Parliament can never hope to accurately articulate the concerns of working class people unless there is a significant increase of working class representation on the Green benches. For instance, if the Government benches right now had more people who came from ordinary backgrounds, then I doubt very much that they would so easily rise to brandish people on low pay or jobseekers allowance as “shirkers”.
Labour lost in 2010 partly because we lost the trust of large swathes of ordinary working people who didn’t feel that the party spoke for them anymore, and Cameron’s Tories cashed in with their usual game of divide and rule.
Ed Miliband was right to say we need to diversify our selection process and that we need greater diversity including more working class and women MPs. With over 4 million Trade Union members, Labour has the distinct advantage of drawing on the talent of an already politically active group of people within the Labour movement.
But perhaps the biggest advantage is that the vast majority of Trade Union members share our values. They believe in workers’ rights, equality of opportunity and a future fair for all. But it is up to us to seize the advantage given to us by a group of people who believe in traditional Labour values. Developing schemes such as the future candidates programme is vital but in itself, is not enough.
What the Labour Party doesn’t do well enough yet is support local candidates and provide them with training and guidance. As MPs and Party staff, we must be actively going to local branch meetings, CLP meetings, full council meetings and town hall meetings (wherever possible) – not just in our constituencies, but across the country – and we should be identifying talented councillors and TU Brothers and Sisters who need guidance and support to be developed as the next generation of Labour MPs.
For many people within our movement, a life in frontline politics is appealing but simply not practical for financial, family of employment reasons. When we ask our candidates to give up two, three, four years of their lives, without any guarantees of winning a seat, they incur considerable cost with campaigns, travel and accommodation expenses. Whilst such factors are superficial for Tory millionaire candidates, or candidates from the well-healed middle classes, it is a significant hurdle for many prospective candidates to overcome.

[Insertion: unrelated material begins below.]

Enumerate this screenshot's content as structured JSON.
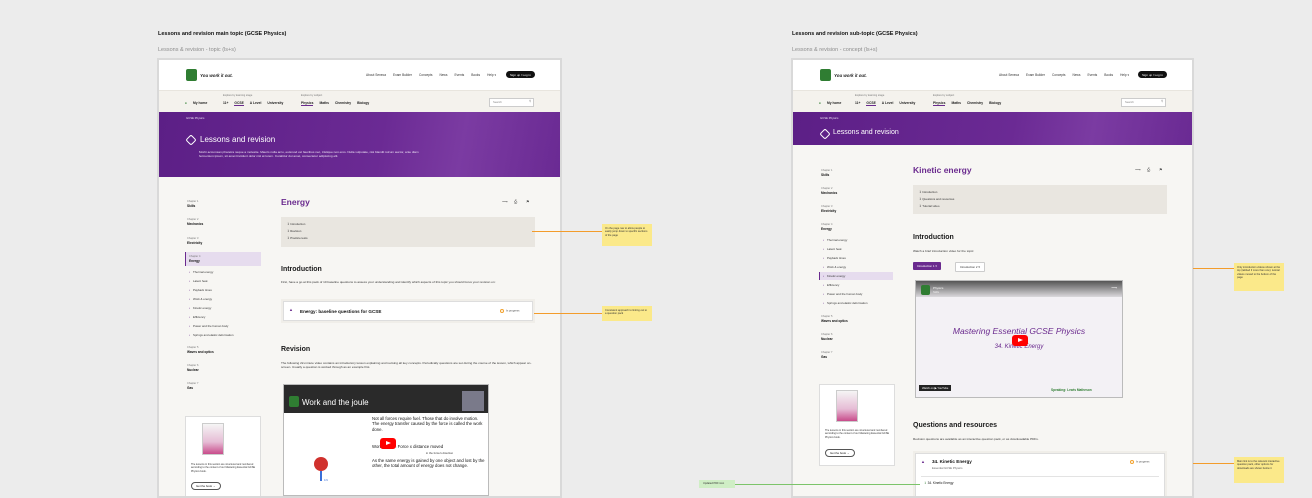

So finance is a huge challenge and we need our Trade Unions to be assisting their candidates fully in conjunction with the national party, to ensure that no one who has a contribution to make to Labour is priced out of politics.
When you consider that the House of Commons library says the number of working class MPs has dropped 75 per cent to just 25 current MPs, (22 of them Labour), since Margaret Thatcher was Prime Minister, you recognise the scale of the challenge we face and the depth of disconnect.
It is not enough for the Labour Party to make the right noises about working class candidates and then expect them to just turn up at selection meetings. We need to put the party at the service of our people.
And it is a two way process. Right now, many working class people from across the country, will be disillusioned with politics and more depressingly, unaware of how they can make a difference. As councils begin the selection process for the Local Elections in May, people from all backgrounds should be encouraged to submit applications to their local party.
Labour was founded by people who chose solidarity over selfishness. We commit as members to a political ideology that believes the state and organisation can be a vehicle for good by putting in place the ladders of social mobility which allow all who choose, the chance to climb. We are still for the many, not the few and we will be all the better when our Party better reflects the movement from which we are drawn.